As you go through this process, be prepared to answer tough questions. In today’s economic conditions, bankers are hearing some nonprofits and associations are having financial difficulties, losing donors or members, for example. A bank that’s really engaged in its community will take the time to thoroughly understand a nonprofit client’s needs and circumstances.

Once you have selected a banker and applied for a loan, the potential to qualify for a loan is much better when the revenue trends are going in the right direction. That being said, the banker needs to understand when there are negatives or challenges, what changes are being implemented to resolve negative changes, and what are the mitigating circumstances or corrective actions being taken.

So what will your banker be looking for?

The five C’s of credit are:

  • Character – The organization’s willingness and determination to meet the loan obligation.
  • Capacity – The organization’s ability to generate enough excess cash to satisfy all obligations.
  • Capital – The amount of reserves the organization has in the event of a problem.
  • Conditions – The external variables including the state of the economy--potential changes in interest rates, changes in the organization’s focus, or the national and political environment.
  • Collateral – The asset or assets pledged to secure a loan.

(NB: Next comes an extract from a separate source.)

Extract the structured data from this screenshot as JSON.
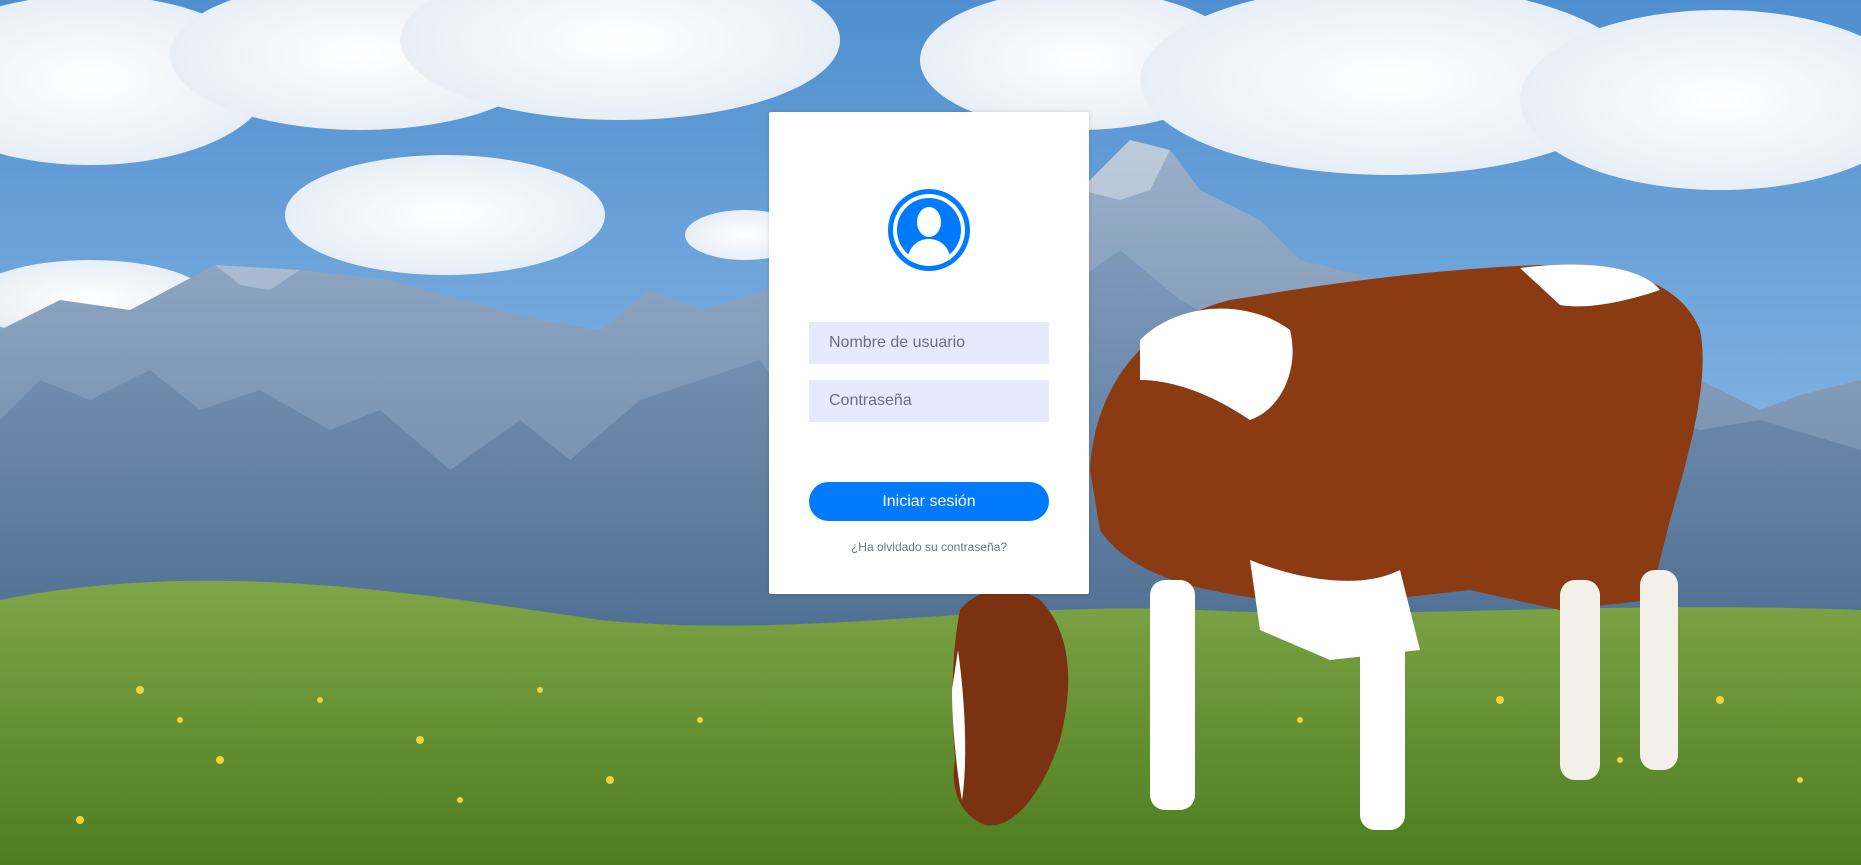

For a nonprofit commercial client, the bank will look at several additional areas: governance, accounting, and financial fitness. Important factors are:

In addition, the bank looks at the historical financial strength of the organization and particularly membership trends and/or other funding sources and their consistency.

Clearly, there are many factors for banks and nonprofit leaders to consider in order to determine if bank financing is the right approach. Having the right partner as your banker will make a big difference in guiding you through the nonprofit financing puzzle.